Work to complete: Copy out all the lines in the records that include the word "author".

Data for analysis:
--

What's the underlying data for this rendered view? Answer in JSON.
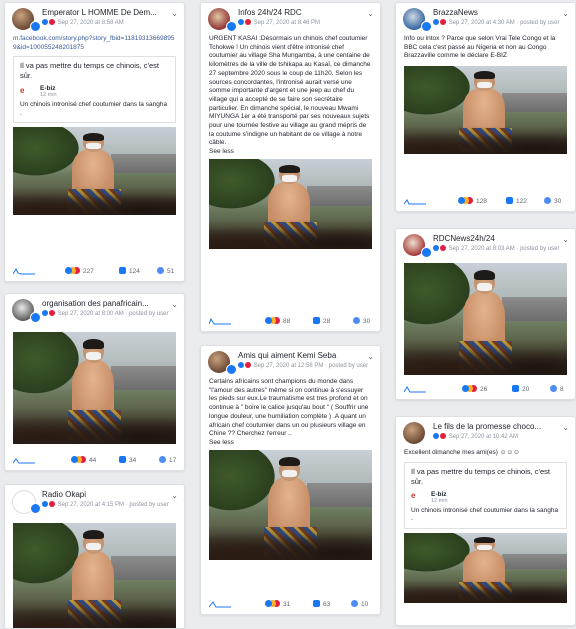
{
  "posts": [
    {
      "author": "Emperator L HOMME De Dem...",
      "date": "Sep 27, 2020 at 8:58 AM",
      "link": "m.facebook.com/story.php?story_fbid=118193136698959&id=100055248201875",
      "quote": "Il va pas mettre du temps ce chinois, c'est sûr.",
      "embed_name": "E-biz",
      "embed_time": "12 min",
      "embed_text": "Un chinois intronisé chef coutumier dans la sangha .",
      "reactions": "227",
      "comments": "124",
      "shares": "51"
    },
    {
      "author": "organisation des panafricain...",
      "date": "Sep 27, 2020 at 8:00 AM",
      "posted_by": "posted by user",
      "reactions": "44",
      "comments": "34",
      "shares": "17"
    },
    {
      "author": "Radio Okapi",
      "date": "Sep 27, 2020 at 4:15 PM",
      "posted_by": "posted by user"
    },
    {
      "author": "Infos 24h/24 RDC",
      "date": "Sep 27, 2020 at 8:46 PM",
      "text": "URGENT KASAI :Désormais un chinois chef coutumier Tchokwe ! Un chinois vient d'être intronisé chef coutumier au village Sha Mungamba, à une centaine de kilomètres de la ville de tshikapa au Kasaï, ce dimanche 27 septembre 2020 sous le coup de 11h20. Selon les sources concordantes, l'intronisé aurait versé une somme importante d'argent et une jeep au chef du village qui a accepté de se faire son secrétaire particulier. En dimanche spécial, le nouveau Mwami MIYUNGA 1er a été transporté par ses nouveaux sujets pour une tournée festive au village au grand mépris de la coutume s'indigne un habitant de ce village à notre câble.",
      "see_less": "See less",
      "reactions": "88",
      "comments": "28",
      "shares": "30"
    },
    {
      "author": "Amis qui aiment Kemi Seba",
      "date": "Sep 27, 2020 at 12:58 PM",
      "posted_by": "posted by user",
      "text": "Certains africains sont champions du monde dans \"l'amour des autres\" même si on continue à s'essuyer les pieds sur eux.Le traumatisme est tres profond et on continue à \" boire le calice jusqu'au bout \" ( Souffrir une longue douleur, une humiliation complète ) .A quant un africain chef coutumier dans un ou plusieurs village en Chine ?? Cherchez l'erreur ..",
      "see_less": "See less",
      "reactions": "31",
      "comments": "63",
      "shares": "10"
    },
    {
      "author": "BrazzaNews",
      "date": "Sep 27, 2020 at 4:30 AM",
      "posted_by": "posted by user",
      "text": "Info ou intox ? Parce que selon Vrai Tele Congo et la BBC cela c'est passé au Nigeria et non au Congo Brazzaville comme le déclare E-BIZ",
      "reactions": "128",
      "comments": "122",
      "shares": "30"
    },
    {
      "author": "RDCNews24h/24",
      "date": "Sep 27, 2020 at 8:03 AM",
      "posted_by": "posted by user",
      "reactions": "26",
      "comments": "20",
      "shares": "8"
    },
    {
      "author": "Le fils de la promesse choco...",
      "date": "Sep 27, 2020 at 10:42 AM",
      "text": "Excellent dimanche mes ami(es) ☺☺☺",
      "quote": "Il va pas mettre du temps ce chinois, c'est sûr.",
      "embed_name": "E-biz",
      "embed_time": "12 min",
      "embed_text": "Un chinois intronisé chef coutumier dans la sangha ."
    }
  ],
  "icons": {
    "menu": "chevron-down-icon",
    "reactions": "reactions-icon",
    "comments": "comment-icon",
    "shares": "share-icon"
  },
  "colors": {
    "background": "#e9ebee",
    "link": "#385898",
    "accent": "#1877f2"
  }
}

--

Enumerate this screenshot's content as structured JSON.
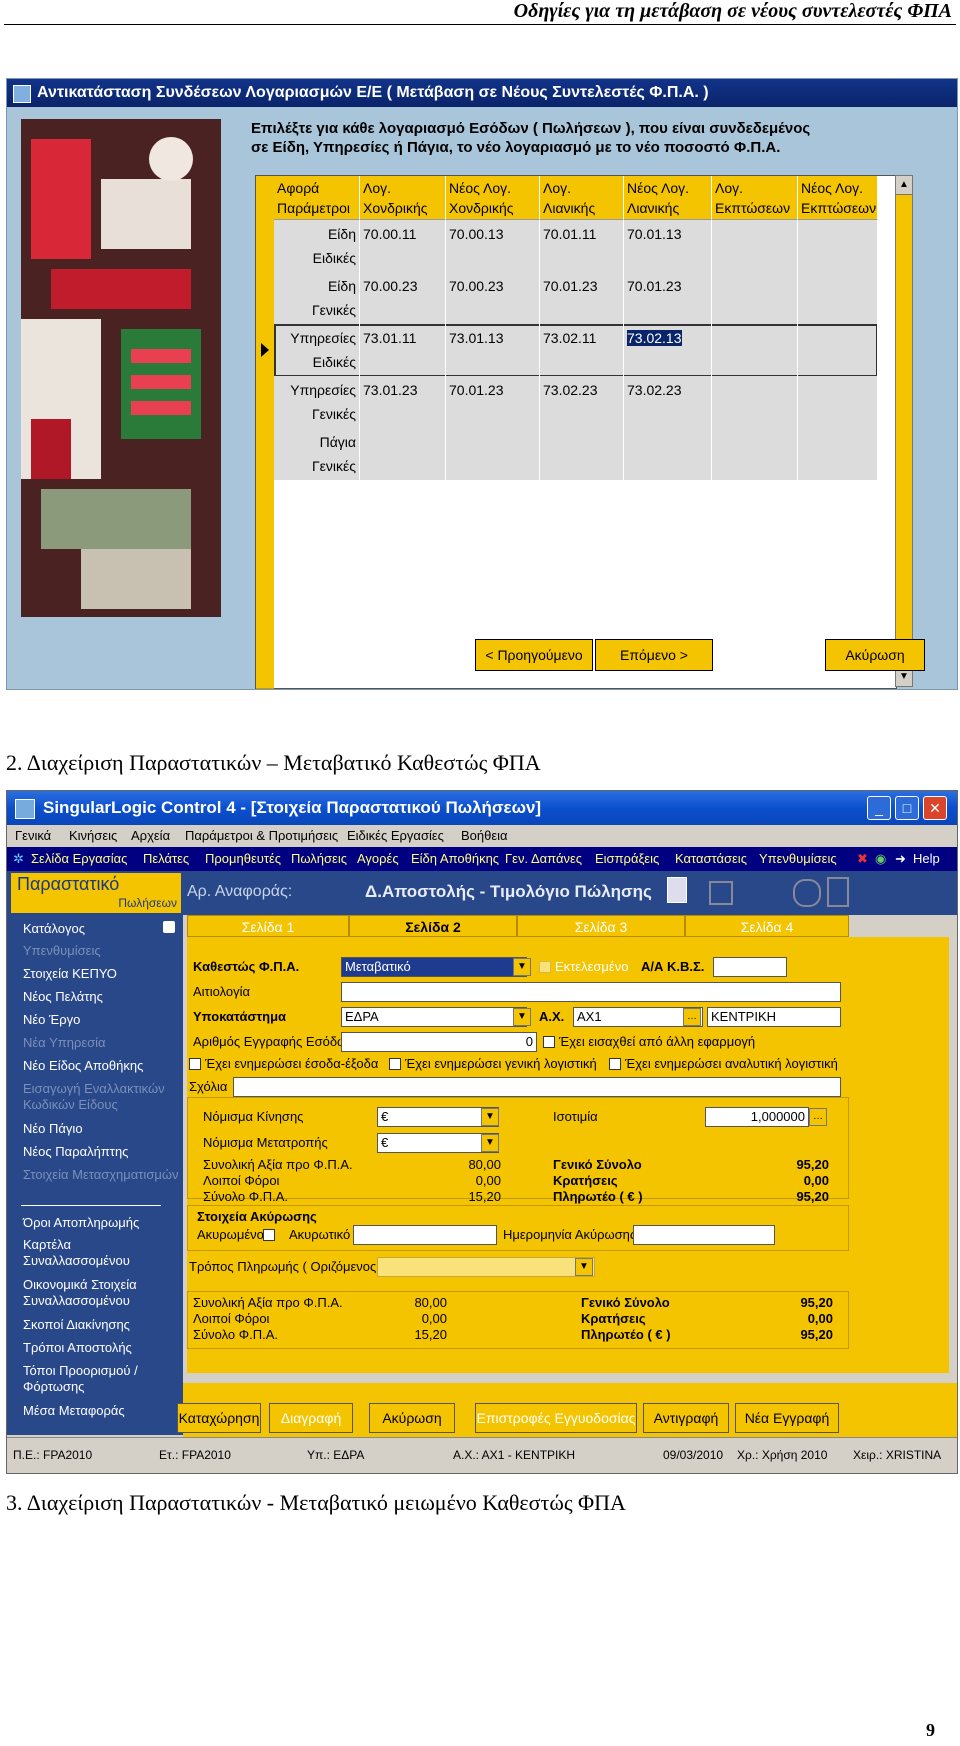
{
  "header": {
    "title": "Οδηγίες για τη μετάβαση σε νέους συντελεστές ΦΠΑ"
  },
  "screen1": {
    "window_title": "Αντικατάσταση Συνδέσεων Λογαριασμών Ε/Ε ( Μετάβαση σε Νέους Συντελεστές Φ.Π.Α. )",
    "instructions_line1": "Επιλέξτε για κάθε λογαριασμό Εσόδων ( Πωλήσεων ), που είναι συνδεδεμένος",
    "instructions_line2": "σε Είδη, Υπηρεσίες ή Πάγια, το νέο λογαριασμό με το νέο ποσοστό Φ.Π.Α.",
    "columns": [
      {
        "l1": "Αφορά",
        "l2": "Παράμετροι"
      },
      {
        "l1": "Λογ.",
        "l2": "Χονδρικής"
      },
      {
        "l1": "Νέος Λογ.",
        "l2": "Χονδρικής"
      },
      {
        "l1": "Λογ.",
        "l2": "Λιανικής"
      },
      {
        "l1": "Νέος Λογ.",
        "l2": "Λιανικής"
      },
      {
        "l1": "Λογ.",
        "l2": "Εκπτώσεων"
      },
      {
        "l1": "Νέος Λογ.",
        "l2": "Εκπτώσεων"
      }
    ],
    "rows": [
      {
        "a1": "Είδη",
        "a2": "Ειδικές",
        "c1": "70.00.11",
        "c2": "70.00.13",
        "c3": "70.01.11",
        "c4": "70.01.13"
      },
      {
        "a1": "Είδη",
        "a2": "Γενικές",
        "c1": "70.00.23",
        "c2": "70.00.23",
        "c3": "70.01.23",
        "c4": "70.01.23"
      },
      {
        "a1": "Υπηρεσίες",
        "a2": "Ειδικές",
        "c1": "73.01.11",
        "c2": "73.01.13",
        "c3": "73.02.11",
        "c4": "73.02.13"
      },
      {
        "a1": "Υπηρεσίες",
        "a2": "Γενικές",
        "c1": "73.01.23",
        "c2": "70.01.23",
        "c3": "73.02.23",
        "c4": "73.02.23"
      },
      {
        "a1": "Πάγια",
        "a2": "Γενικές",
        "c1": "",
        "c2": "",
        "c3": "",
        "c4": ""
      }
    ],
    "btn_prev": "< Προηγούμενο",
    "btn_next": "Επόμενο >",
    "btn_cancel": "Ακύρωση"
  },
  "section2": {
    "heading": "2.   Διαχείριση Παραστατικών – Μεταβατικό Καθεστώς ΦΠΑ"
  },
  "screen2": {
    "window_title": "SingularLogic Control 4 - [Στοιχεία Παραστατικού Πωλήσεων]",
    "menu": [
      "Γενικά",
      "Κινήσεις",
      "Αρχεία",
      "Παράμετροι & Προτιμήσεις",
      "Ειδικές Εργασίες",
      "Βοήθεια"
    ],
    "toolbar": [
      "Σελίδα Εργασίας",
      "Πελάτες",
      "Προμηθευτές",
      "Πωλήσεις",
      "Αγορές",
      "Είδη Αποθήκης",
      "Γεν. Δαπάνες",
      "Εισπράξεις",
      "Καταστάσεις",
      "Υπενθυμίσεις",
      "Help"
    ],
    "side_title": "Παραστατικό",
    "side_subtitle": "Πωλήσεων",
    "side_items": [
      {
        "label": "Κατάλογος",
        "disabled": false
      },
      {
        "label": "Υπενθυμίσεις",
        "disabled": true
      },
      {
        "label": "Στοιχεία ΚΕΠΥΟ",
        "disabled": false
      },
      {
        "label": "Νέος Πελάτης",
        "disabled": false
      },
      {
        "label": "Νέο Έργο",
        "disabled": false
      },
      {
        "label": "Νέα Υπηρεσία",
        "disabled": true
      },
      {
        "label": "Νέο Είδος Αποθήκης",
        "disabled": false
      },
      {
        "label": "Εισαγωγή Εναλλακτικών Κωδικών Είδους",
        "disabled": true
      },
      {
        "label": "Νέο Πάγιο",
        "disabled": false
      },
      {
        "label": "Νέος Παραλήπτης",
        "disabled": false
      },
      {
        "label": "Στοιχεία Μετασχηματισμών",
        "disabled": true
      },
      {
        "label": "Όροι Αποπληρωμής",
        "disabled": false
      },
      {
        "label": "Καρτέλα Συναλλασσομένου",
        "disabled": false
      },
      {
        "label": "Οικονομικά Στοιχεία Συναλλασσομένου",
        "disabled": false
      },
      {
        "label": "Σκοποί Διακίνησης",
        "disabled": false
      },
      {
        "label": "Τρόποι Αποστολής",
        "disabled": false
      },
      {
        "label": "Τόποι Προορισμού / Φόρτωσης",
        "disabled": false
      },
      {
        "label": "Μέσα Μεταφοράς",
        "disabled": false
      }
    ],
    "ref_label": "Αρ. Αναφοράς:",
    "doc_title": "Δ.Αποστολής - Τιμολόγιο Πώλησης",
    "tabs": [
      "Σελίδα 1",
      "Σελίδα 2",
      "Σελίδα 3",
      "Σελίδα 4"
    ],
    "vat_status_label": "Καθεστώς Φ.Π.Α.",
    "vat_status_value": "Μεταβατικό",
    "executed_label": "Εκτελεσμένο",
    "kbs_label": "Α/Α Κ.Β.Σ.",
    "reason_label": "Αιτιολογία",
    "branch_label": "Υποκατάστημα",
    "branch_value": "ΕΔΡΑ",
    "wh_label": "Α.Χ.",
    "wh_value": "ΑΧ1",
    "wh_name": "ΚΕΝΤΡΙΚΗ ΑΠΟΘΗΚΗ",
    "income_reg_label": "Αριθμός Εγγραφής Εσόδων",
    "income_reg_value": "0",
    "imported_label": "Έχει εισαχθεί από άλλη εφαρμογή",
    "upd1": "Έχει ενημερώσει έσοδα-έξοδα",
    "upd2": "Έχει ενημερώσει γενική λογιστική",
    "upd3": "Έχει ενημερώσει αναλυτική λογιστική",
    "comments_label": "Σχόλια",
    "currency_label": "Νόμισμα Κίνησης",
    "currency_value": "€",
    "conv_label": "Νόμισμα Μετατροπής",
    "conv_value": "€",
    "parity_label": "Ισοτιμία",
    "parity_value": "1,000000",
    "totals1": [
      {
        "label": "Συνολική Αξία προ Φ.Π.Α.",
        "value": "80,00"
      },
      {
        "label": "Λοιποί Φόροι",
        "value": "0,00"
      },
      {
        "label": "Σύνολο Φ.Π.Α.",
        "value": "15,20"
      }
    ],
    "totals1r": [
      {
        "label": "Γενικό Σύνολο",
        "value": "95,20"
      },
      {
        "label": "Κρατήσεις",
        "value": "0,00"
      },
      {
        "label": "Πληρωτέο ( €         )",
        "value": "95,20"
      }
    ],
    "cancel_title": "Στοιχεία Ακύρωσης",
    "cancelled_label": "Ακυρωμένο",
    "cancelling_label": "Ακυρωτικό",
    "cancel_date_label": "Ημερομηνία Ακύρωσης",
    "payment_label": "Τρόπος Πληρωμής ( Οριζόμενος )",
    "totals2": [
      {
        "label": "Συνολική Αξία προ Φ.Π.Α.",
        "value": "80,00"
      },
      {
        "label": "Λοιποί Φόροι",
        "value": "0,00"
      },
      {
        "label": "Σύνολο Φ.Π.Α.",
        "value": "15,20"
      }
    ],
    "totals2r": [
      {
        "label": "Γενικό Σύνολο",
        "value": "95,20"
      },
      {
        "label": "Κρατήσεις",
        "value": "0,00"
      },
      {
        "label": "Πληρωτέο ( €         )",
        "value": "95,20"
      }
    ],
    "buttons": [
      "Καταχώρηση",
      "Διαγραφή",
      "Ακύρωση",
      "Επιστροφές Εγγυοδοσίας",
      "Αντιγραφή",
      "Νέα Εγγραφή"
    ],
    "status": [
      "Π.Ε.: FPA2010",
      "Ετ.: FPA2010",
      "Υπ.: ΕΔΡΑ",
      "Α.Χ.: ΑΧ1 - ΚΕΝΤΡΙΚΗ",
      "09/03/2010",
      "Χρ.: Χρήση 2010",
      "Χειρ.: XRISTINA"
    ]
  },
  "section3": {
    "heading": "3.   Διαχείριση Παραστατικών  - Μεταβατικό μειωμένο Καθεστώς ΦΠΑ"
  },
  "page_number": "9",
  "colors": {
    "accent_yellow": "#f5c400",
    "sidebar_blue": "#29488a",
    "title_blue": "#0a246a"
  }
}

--

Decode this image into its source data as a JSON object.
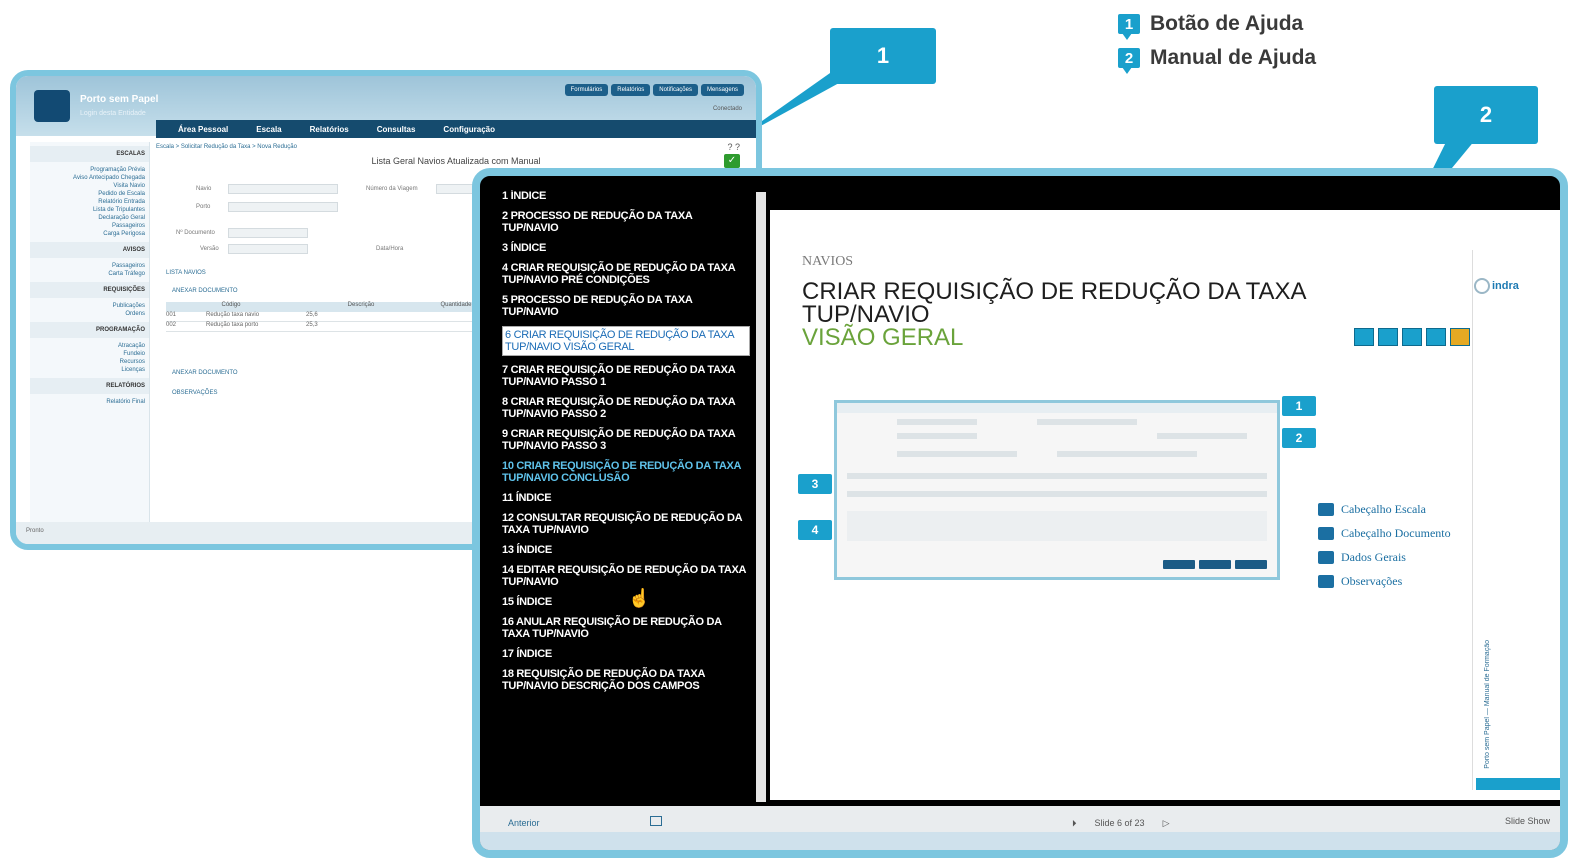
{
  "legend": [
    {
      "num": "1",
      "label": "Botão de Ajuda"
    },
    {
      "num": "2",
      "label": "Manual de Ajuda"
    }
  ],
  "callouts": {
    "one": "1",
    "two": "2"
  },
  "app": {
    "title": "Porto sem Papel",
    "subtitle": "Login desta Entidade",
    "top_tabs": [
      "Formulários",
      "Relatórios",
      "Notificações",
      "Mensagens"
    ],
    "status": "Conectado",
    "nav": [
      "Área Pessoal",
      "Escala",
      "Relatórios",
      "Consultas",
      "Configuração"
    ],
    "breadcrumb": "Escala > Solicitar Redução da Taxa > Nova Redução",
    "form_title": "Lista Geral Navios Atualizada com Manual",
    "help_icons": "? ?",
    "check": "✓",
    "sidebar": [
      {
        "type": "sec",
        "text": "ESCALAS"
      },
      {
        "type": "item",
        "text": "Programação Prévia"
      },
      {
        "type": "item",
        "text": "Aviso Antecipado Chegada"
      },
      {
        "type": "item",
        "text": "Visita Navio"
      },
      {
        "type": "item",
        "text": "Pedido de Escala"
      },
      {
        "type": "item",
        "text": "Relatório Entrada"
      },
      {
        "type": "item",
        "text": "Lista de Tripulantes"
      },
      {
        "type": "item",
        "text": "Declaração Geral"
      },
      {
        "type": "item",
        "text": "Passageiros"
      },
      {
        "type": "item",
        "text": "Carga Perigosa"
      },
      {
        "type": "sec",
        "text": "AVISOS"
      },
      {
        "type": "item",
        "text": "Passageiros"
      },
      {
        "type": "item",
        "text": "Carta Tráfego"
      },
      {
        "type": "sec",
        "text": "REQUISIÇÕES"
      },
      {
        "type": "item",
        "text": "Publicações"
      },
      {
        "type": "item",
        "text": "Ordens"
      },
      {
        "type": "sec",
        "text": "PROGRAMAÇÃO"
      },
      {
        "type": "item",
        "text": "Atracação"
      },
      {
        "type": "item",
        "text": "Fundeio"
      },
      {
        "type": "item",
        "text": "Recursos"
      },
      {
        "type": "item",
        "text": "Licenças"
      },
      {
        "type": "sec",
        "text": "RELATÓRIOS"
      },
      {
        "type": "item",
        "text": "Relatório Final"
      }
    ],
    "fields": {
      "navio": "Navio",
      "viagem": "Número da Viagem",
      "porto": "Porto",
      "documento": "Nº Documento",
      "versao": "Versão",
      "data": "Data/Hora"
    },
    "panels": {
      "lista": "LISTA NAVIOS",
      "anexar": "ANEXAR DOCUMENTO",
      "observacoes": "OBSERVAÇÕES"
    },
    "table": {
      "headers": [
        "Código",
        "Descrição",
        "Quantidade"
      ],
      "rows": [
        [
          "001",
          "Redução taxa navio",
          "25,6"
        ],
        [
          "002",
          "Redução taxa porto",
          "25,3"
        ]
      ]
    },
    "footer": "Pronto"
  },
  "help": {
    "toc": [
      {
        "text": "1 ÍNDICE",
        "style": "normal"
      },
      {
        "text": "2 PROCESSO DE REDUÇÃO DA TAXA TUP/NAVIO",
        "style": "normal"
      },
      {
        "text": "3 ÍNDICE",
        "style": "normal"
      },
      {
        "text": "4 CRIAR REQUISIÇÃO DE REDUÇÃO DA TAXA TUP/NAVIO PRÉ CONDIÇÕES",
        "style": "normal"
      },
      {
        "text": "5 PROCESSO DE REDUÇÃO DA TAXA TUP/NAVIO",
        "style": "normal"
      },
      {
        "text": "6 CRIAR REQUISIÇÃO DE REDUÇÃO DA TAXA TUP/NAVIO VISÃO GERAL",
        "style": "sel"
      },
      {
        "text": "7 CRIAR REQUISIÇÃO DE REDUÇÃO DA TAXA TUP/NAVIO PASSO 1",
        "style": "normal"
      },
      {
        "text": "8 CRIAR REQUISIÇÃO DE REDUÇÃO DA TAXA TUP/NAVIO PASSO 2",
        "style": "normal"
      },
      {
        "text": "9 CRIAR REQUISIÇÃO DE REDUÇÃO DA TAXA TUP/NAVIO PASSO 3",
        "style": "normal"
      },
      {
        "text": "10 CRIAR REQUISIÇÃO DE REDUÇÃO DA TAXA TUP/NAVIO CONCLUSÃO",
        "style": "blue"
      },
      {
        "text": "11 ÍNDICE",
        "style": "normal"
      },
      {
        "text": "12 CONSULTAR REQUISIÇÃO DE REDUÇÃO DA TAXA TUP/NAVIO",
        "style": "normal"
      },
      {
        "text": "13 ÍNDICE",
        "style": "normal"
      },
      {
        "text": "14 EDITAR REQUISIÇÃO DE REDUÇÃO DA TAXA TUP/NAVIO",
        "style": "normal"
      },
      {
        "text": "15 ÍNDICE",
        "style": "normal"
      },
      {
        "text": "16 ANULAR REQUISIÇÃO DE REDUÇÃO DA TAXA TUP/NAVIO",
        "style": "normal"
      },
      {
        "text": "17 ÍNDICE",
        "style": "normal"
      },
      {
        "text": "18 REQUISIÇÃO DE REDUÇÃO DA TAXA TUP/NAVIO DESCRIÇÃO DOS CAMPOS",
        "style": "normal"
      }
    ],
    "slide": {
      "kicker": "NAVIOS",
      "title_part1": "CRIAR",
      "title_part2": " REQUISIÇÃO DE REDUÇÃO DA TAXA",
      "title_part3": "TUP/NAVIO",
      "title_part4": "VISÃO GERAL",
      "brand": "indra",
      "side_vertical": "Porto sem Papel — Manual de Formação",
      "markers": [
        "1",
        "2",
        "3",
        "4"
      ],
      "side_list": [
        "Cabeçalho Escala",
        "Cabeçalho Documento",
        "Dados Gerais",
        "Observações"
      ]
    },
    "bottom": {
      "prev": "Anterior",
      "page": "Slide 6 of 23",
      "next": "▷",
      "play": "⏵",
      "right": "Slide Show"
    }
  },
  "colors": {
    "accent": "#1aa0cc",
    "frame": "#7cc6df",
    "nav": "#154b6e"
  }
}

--

Result for this exercise:
      "author": "Emperator L HOMME De Dem...",
      "author": "organisation des panafricain...",
      "author": "Radio Okapi",
      "author": "Infos 24h/24 RDC",
      "author": "Amis qui aiment Kemi Seba",
      "author": "BrazzaNews",
      "author": "RDCNews24h/24",
      "author": "Le fils de la promesse choco...",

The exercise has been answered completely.